The FLSA authorizes the payment of a fixed salary for fluctuating hours. The regulations^{[1] } provide that a salaried employee may have hours of work that fluctuate from week to week and the salary may be paid pursuant to an understanding with the employer that the employee will receive such fixed amount as straight time pay for whatever hours the employee is called upon to work in a workweek, whether few or many. Where there is a clear mutual understanding between the parties that the fixed salary is compensation (apart from overtime premiums) for the hours worked each workweek, whatever their number, rather than for working 40 hours or some other fixed weekly work period, this kind of salary arrangement is permitted by the FLSA. The amount of the salary must be sufficient to provide compensation to the employee at a rate not less than the applicable minimum wage rate for every hour the employee works. The employee must also receive extra compensation, in addition to the regular salary, for all overtime hours worked at a rate not less than one-half his or her regular rate of pay. Since the salary in such a situation is intended to compensate the employee at straight time rates for whatever hours are worked in the workweek, the regular rate of the employee will vary from week to week and is determined by dividing the number of hours worked in the workweek into the amount of the salary to obtain the applicable hourly rate for the week. Payment for overtime hours at one-half such rate in addition to the salary satisfies the overtime pay requirement because the hours have already been compensated at the straight time regular rate under the salary arrangement. The fixed salary can cover hours in excess of 40 hours a week, provided the employee has a clear understanding that the salary constitutes straight-time pay for all hours worked and the straight-time pay is equal to or exceeds the required minimum wage of $7.25. The fixed salary must be large enough to insure that the employee’s hourly earnings from the salary will not fall below minimum wage. The employee must understand that the salary covers whatever hours the job may demand in a particular workweek. The employer must pay the salary even though the workweek is one in which a full schedule of hours is not worked. Also, it should be noted that employees who are paid under the rules for fluctuating workweeks are not eligible to receive compensatory time in lieu of cash overtime payments.

For an employee whose hours of work fluctuate from week to week and who is paid a fixed salary with the clear understanding that the salary constitutes straight-time pay for all hours worked, the regular rate of pay will vary from week to week. The regular rate is obtained for each week by dividing the fixed salary by the number of hours worked in that week, but cannot, of course, fall below the required minimum hourly wage in any week. Since straight-time compensation has already been paid for all hours worked by way of the fixed salary, the employee is entitled to receive overtime pay for each hour worked over 40 in the workweek at a rate of not less than one-half this straight-time compensation.
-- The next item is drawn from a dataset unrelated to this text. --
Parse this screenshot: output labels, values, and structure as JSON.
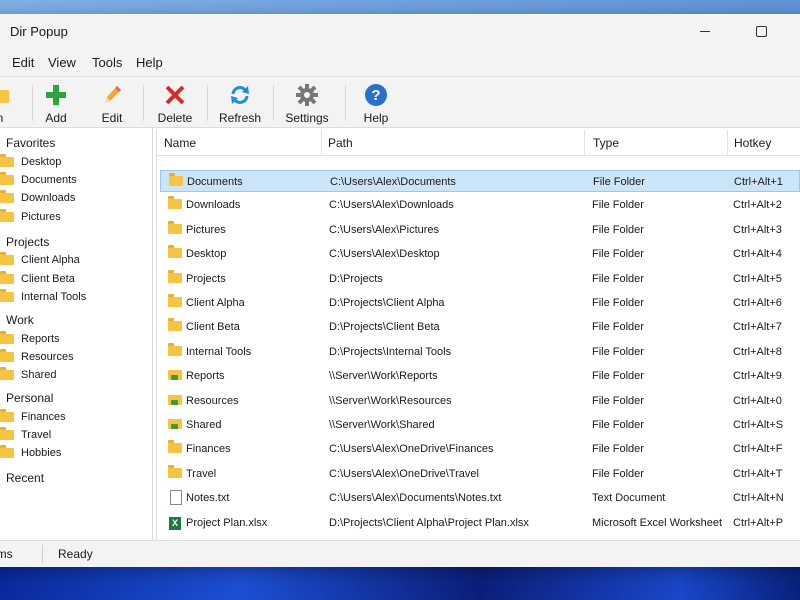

As an example, consider the employee who is compensated on a fluctuating workweek basis at a weekly salary of $500. If during the course of four weeks the employee works 40, 44, 50 and 48 hours, the regular hourly rate of pay in each of these weeks is $12.50, $11.36, $10.00 and $10.42. Since straight-time pay for all hours worked has already been paid by the fixed salary, only an additional half-time pay is due for each hour over 40 in each week. For the first week the employee is due $500.00; for the second week $522.72 ($500 plus 4 hours at $5.68); for the third week $550.00 ($500.00 plus 10 hours at $5.00); for the fourth week $541.68 ($500 plus eight hours at $5.21).

[1] These regulations are found at 29 C.F.R. § 778.114.